And as for a military officer being tapped to run the CIA? Been there, done that:
— Roscoe Hillenkoetter, 1947–1950, a Navy admiral, actually returned to the fleet following his CIA tour.
— Walter Bedell Smith, 1950-1953, an Army officer for 42 years, including his time running the CIA.
— Former Navy admiral William Raborn, 1965–1966, served an unhappy 14 months as CIA chief.
— Stansfield Turner 1977–1981, served part of his tour as CIA chief as an active-duty admiral in the Administration of his Naval Academy classmate, Jimmy Carter.
— Michael Hayden, 2006–2009, served part of his CIA stint as a four-star Air Force general.
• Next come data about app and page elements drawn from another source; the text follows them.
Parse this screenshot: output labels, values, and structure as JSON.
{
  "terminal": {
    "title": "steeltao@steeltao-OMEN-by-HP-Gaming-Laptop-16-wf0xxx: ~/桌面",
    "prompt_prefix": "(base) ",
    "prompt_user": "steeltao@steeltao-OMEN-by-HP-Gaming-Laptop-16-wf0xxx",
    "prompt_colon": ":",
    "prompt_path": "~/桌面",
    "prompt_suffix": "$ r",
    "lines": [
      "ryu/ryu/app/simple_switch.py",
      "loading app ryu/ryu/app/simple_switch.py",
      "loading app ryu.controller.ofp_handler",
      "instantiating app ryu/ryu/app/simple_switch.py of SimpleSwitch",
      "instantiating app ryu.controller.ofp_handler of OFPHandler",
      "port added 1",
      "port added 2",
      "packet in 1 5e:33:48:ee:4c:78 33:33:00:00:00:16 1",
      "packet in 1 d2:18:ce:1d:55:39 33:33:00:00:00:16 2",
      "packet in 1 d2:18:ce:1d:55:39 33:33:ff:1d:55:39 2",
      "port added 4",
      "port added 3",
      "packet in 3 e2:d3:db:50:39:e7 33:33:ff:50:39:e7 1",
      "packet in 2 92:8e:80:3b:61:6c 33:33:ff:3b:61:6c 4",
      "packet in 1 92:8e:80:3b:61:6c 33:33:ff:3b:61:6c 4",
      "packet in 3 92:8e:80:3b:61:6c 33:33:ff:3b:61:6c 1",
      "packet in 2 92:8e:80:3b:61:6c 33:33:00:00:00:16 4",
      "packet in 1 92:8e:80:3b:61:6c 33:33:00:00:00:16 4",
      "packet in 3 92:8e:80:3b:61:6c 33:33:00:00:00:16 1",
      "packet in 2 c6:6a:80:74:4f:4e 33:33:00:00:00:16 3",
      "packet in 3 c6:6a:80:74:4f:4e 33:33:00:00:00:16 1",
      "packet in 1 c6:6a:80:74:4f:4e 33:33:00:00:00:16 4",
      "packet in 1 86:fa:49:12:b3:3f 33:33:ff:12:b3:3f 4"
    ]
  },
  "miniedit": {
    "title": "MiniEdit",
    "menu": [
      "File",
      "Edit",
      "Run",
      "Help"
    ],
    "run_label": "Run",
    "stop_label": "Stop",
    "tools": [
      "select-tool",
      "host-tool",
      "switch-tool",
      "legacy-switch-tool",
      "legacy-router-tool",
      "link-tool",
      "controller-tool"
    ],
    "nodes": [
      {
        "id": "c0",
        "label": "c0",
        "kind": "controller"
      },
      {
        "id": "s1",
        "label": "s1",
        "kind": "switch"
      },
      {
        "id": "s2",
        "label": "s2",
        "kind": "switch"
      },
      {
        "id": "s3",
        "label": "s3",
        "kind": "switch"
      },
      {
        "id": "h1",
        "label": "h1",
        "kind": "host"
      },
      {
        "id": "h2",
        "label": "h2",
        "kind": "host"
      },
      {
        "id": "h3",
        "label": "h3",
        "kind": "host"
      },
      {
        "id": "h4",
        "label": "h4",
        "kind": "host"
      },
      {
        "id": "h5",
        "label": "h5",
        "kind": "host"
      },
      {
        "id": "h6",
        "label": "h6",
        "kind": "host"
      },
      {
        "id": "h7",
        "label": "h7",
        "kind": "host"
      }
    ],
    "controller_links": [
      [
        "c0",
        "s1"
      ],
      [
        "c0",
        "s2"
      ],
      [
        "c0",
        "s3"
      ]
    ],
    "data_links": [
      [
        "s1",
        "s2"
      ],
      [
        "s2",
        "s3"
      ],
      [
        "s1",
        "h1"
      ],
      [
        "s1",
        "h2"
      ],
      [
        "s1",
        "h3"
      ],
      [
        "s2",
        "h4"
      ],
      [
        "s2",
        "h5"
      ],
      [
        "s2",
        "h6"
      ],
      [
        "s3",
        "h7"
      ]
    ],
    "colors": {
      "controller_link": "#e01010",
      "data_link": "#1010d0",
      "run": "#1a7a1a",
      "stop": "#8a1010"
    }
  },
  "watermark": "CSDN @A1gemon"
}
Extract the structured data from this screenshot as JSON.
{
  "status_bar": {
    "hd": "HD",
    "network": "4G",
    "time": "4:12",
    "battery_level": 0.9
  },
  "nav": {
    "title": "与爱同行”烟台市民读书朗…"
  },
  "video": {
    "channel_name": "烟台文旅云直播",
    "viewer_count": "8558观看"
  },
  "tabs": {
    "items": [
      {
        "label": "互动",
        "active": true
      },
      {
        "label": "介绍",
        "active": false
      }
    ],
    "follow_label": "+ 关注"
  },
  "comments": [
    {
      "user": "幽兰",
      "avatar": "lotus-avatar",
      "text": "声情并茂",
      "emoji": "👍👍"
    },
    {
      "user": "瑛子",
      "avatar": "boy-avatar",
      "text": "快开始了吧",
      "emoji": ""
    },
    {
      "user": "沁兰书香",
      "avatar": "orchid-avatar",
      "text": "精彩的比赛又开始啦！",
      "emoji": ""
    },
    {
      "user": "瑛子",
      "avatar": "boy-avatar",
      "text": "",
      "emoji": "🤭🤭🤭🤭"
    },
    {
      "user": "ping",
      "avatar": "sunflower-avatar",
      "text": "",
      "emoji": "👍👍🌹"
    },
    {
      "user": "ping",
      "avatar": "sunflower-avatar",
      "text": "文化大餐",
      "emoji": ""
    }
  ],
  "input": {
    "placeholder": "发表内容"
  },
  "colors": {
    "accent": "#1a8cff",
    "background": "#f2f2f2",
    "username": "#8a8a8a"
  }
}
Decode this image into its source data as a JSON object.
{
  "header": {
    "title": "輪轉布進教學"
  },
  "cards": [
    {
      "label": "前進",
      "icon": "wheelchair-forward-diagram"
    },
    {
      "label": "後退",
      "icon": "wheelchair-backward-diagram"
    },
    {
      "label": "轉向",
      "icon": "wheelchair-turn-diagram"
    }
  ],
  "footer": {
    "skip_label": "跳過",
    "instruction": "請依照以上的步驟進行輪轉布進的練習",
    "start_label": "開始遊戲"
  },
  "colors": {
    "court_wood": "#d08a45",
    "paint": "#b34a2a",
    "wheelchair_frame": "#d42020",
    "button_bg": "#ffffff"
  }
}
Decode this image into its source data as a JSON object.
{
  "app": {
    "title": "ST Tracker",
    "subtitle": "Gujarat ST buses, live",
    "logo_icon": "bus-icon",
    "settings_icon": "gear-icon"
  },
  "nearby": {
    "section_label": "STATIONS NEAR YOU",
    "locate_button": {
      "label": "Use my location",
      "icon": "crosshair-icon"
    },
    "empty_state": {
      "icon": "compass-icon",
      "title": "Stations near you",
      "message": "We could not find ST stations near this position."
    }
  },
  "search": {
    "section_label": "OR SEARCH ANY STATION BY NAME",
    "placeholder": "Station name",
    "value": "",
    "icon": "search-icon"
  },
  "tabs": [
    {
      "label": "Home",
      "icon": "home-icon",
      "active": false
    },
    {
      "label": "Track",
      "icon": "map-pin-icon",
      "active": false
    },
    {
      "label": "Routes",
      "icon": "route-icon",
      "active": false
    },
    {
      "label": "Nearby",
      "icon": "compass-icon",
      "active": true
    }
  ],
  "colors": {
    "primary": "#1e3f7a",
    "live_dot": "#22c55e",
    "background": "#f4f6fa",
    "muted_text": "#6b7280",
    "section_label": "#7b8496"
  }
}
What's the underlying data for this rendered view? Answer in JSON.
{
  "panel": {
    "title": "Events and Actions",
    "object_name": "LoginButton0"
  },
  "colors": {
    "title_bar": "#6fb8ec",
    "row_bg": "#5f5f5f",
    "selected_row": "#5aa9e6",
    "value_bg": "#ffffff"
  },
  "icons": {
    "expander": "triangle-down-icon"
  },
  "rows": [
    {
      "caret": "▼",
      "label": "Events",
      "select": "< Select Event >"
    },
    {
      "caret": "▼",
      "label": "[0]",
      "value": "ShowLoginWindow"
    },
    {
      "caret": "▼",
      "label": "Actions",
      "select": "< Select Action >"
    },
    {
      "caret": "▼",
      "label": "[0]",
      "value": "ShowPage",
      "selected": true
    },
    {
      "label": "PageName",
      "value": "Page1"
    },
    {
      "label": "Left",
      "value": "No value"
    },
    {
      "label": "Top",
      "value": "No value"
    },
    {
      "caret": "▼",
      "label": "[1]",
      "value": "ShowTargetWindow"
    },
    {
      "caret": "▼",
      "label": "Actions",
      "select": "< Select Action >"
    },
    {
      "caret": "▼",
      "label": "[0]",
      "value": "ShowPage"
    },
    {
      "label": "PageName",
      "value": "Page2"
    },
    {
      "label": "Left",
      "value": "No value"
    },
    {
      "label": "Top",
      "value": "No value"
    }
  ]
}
Running the CIA – or the Pentagon, for that matter – is a lot like being skipper of an aircraft carrier (note that three of the five CIA chiefs who came from the military were Navy officers). Both national-security institutions have so much mass, and so much momentum, that the guy in charge is like the sailor who puts his hand in water as his warship steams along and thinks he’s steering.
The press is good at focusing on today’s news, and overdrawing conclusions about what it means. “Simplify, then exaggerate,” goes the line. But big changes in these kinds of behemoths can only come from the top. Christopher Preble of the libertarian Cato Institute had it about right the other day when speaking of the chance of change inside the Pentagon, and its missions, given Panetta’s nomination to run the joint. “In all likelihood,” he noted, “such a change must be directed from the Oval Office, not the Pentagon.” That’s not a likelihood, it’s a requirement.